Show every line in the records below that contains the word "user".

THE DATA
"""
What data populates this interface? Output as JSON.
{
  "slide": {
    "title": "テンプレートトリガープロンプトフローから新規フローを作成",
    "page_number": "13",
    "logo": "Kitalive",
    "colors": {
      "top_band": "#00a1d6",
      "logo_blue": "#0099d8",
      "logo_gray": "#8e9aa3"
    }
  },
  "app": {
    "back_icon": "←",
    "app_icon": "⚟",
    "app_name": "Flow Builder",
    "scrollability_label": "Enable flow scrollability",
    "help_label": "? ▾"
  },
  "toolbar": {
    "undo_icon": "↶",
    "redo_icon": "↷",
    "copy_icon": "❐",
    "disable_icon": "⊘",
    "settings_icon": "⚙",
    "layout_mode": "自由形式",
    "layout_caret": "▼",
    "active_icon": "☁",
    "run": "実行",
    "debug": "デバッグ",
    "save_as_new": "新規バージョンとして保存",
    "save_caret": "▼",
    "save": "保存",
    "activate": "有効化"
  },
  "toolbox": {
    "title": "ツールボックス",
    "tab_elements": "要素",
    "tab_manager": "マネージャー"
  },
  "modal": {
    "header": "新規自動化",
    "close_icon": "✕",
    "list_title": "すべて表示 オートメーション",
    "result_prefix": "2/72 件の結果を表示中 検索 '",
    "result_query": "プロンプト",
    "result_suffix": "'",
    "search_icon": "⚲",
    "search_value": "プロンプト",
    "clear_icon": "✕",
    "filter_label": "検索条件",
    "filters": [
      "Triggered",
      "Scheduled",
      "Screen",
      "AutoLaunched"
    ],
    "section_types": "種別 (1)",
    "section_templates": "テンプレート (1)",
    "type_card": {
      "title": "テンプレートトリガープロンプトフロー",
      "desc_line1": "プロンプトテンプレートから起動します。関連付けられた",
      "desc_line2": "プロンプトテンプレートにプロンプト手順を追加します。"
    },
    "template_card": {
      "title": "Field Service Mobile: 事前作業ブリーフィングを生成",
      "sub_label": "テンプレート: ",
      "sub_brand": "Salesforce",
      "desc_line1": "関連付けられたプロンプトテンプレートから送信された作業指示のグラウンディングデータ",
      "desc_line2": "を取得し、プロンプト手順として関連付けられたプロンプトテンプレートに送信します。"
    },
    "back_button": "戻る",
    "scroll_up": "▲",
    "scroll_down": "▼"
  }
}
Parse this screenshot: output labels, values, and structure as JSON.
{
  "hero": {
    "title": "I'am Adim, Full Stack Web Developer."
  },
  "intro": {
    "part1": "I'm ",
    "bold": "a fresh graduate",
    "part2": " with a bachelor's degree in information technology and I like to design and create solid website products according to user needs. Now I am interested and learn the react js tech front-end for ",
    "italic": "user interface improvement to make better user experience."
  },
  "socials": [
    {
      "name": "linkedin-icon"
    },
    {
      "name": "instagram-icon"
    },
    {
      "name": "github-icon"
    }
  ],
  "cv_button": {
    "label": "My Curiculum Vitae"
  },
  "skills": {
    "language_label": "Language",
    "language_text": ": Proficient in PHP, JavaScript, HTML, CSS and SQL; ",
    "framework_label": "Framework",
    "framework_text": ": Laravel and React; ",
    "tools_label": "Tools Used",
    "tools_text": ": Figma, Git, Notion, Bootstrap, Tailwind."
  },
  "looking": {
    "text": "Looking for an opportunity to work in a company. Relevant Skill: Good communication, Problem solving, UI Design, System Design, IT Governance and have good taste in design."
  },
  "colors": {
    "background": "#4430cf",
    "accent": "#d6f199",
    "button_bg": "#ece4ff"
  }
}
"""
RESPONSE BOX
    "part2": " with a bachelor's degree in information technology and I like to design and create solid website products according to user needs. Now I am interested and learn the react js tech front-end for ",
    "italic": "user interface improvement to make better user experience."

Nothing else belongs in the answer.